Andrew Jackson Forgey is said to have died on October 12, 1842. Lewis Forgey is said to have died on May 12, 1879. These dates from the records of Helen McNiece.
There is a Clark Forgia in Brownsville, Clear Creek County, Colorado, in the 1880 census, that may be the Clark of the 2nd family of Andrew Forgey. This Clark is recorded as being born in 1852 in Illinois, and is listed with a group of other single males. There is a listing for a Elisha Forgey, brother to Clark, on the 1880 census for Alda, Hall County, Nebraska (near Grand Island). He is listed as working as a laborer and living with his mother, Elizabeth Forgey, 59, a widow. It is not known how or why they arrived in Nebraska. The Jefferson County, Nebraska, Marriage Book B covering most of the time from November 8, 1880 to December 29, 1888, has a listing for Clark Forgey marrying a Minnie Phelps, and Elisha Forgey marrying Jennie Phelps. This appears to be a case of brothers marrying sisters
Elizabeth appears on the 1900 census for Stillwater, Payne County, Oklahoma, apparently living with one of her sons from her first marriage, John M. Millhollen. She is listed as 79, with having had four children, four of them still living. She is also listed under the surname of Fordey, but the 1910 census for the same area lists her as Forgey. The “Bunce Genealogy and History” indicates that Elizabeth Forgey lived to the age of 90, and died in Stillwater, Payne County,. This also appears to be the end of the trail for information available on Elizabeth Forgey and her children, as well as the end of this narrative on information related to the five Forgey brothers who crossed on the Oregon trail in 1852.
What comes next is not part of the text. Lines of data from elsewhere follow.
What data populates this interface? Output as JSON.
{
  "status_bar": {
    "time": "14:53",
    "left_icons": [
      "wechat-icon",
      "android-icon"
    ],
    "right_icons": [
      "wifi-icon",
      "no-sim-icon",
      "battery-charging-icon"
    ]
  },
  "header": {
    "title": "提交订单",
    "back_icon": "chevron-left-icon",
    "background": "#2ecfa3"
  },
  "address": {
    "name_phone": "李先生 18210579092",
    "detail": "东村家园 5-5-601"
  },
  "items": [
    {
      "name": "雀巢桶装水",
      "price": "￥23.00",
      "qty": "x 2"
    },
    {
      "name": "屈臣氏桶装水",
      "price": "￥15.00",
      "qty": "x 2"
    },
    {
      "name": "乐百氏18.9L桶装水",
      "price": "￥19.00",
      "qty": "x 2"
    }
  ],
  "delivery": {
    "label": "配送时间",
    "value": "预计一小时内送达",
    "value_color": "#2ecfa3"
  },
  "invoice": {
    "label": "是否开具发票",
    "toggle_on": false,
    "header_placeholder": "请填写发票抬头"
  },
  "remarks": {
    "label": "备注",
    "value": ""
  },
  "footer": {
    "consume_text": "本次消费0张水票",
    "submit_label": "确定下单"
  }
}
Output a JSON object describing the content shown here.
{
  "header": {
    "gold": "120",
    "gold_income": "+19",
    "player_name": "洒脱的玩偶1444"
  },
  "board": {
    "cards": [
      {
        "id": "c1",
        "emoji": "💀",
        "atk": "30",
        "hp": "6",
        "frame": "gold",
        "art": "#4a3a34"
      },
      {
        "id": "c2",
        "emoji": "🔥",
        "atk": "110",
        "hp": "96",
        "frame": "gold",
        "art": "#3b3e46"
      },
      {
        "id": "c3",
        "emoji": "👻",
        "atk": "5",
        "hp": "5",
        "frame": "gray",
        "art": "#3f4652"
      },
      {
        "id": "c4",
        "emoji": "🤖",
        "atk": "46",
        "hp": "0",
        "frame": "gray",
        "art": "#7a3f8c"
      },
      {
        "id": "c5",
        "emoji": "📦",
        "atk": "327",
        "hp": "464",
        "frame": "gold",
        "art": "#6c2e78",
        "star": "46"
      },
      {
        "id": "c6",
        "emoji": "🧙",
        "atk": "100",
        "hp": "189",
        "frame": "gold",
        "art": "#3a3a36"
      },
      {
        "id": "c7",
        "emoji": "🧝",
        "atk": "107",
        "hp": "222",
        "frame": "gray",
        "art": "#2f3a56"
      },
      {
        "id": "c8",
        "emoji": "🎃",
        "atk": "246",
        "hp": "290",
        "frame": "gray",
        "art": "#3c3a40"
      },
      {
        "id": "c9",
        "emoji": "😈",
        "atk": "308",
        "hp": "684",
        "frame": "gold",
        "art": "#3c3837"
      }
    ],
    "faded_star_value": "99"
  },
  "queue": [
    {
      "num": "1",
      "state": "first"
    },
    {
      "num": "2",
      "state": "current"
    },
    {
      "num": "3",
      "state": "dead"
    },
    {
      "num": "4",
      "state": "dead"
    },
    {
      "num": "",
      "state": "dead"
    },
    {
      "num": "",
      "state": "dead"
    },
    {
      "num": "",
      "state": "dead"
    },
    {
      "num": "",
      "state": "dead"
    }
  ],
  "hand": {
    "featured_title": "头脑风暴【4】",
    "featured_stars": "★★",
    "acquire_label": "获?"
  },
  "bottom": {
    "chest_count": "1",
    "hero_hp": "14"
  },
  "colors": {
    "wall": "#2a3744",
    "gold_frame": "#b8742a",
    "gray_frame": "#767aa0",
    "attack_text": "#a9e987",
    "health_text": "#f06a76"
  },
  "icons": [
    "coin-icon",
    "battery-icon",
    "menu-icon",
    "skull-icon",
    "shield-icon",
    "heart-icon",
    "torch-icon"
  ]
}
For those researchers searchers researching Washington State Records, there is an additional Forgey line in the Spokane area. This appears to be William Forgey, oldest son of Amos Forgey, son of Andrew Forgey. Amos was mentioned early in this narrative in the first family of Andrew. He is also located on the 1850 Census of Henderson County, Illinois, farming in the area of Andrew, and Andrew’s son John. Amos’s son William appears to move from Illinois to Nebraska, where he is found on the 1900 Census with a wife Fanny, and sons Fredric?, George W., James W., and Fred E. The Census also reveals that the couple had a total of 8 children, seven of them still living at that time. William next appears on the 1910 Census for the Spokane, Washington, area, with his wife Fannie E., and his son Fred E. Fannie E. Forgey is buried in the Spokane, Washington area, but William’s grave has not been located to date. Those searching for the burial location of William A. Forgey, son of John, son of Andrew, should not be confused and accept it as the burial location of William, son of Amos, son of Andrew.

This project started with interest in a picture identified only as the father of Mary Ann Shelton Forgey. It grew to become a narrative history of the ancestors, relatives, and siblings of Mary Ann Forgey Shelton, and was prepared from the results of an extensive records search, data exchange with others, as well as on site data collections of information on these individuals. I greatly appreciate the assistance of the “others” who have shared information with me. To the best of my ability I have included sources in the body of the document, and no further sources are available. If additions or corrections need to be made to this report they should be directed to me and I will attempt to incorporate them in to this document. However, I am limiting the report to three generations; Andrew, his children, and his grandchildren. Others may wish to pick up from their with their research and this story, and should feel free to do so.
Dick Schack 360-695-8036
810 E. 29th St.
Vancouver, Wa. 98663